What is a Curse?
It’s not dropping the f-bomb. That’s swearing, and your mama doesn’t approve. A real curse is like a negative post-hypnotic suggestion reinforced by circumstance. Effectiveness hinges completely on the gullibility of the victim and involves a ritual to either enact or retract. All curses rely on superstition and a certain whack-a-doodle mentality sadly lacking in modern life. Fortunately, it’s still wildly abundant in the sports world.
Hows About Dem Cubbies?
Only coma victims haven’t heard the news yet that The Billy Goat Curse was lifted, and the Cubbies triumphed in the World Series. Hard to believe, but the Chicago Cubs were once one of the winningest teams in baseball. When known as the Chicago White Stockings they took the first National League Championship and had six titles before 1887. Renamed the Chicago Cubs in 1903, success continued. Three years later the team won a record 116 games and their first pennant. Another pennant and a World Series title came in 1907, and the following year they were the first team in baseball with back to back World Series wins. From 1876 to 1945, The Chicago Cubs had 51 winning seasons, 16 first place finishes, and 16 pennants. They racked up two World Series and six Championship titles. Then it all went south with the dreaded Billy Goat Curse.
The Billy Goat Curse

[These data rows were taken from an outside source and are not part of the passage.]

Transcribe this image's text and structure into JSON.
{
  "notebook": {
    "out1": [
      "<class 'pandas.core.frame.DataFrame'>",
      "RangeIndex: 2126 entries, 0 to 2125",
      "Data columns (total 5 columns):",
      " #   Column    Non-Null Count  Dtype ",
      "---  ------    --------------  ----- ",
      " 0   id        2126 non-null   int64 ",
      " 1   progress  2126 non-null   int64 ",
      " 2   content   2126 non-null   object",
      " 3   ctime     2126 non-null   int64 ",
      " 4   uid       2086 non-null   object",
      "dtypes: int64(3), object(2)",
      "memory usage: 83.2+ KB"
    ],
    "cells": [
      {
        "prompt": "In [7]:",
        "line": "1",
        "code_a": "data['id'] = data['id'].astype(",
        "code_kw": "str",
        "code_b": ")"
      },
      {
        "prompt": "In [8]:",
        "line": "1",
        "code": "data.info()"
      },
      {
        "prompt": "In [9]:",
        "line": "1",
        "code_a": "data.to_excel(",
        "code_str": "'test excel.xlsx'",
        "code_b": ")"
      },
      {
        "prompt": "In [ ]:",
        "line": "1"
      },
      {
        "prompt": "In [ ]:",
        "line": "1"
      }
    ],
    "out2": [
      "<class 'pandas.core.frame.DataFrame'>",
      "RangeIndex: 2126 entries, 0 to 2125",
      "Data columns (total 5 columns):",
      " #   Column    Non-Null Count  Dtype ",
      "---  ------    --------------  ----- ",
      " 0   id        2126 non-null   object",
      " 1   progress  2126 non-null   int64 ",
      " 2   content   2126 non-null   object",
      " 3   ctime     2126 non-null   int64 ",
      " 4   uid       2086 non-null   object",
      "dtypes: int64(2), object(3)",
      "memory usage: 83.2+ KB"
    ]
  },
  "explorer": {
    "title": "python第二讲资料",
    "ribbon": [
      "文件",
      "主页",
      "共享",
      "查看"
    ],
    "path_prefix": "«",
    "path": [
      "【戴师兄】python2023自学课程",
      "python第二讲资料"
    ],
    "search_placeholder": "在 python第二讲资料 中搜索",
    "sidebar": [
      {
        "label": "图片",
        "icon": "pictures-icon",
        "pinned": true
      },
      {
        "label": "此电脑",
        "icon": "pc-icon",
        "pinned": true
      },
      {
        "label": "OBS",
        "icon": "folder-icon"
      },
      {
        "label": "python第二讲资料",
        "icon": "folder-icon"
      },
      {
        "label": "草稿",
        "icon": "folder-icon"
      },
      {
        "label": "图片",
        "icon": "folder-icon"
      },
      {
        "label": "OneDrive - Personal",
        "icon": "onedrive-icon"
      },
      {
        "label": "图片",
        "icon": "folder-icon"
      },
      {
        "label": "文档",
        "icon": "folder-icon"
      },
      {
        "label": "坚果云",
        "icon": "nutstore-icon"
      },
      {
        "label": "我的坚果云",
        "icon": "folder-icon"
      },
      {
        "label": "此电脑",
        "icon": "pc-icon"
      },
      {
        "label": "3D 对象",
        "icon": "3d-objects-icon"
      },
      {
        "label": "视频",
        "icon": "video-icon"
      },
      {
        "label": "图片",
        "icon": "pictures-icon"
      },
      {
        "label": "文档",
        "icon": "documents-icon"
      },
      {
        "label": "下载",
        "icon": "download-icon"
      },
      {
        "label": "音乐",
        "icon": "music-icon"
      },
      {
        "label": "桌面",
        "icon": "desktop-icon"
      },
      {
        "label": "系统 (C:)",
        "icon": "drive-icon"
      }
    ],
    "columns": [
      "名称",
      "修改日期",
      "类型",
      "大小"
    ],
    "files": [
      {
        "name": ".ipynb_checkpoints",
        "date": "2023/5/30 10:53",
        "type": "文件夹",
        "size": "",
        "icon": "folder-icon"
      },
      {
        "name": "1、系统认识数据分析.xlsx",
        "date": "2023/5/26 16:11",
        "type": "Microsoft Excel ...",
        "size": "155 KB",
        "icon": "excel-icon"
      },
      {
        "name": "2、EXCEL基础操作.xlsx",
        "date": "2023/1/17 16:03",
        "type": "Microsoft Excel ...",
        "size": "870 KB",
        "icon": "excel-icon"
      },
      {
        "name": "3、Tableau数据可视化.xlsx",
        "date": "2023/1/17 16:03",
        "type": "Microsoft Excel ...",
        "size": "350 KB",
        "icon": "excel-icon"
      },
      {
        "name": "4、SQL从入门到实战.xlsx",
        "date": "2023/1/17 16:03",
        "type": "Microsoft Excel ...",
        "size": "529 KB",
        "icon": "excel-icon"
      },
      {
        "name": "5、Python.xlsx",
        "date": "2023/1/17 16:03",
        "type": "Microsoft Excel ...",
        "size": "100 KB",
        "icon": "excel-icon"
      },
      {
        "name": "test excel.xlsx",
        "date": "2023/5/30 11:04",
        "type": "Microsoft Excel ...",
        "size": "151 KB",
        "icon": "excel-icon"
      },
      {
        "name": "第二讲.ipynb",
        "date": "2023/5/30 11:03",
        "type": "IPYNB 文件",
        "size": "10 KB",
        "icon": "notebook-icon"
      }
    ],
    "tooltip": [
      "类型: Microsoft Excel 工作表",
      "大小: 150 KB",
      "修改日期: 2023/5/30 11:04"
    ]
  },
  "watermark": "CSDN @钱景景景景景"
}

Legend has it in 1945 William "Billy Goat" Sianis, owner of the Billy Goat Tavern and a Cubs fan, bought two tickets to Game Four. Hoping to bring the team good luck he took his pet goat, Murphy, to the game. The ushers stopped him at the entrance because no animals were allowed. Billy Goat appealed to the owner of the Cubs, P.K. Wrigley, who replied, "Let Billy in, but not the goat." When Sianis demanded a reason, Wrigley replied, "Because the goat stinks." Billy threw up his arms and shouted, "The Cubs will never win a World Series so long as the goat is not allowed in Wrigley Field." The curse was cast.
A good paranormal writer knows a curse can always be broken. You just need the right ritual and Cubs fans certainly tried. Over the years clothing superstitions abounded. One fan website suggested wearing Cubs hats 24/7. Another swore by donning new Cubs apparel, still another only old. For some, the road to victory was paved with dirty laundry. A smelly faction refused to clean Cubs shirts or jerseys while the Series continued. A less aromatic sect washed when the team lost to remove the bad luck. No wonder it took over 75 years to break the curse. The baseball gods were confused by conflicting ceremonies.
In primitive societies, breaking a curse often involved food, animals, or magic potions. In Chicago, the closest thing to a magic potion is beer, but food had its place as well. The 2015 attempt to break the curse featured five competitive eaters scarfing down 40 pounds of goat meat in 13 minutes at Taco in a Bag on Chicago’s North Side. Fans cheered them on. “If it works, we’re the smartest people in Chicago,” boasted co-owner Patrick Bertoletti. It didn’t. The Cubs lost to the Mets. A group called Reverse the Curse Chicago urged fans to donate dairy goats to impoverished Caribbean families while Heifer International ran a campaign to raise money to send goats to needy families in Third World countries.
In the end, what finally broke the curse? Nothing. There are no curses, silly, only 75 years of lousy baseball followed at last by one season where a team kept it together to the end. (And a certain writer never washed a lucky shirt because you never know.)
L. A. Kelley writes fantasy/sci-fi adventure stories with humor, romance, and a touch of sass. You can connect at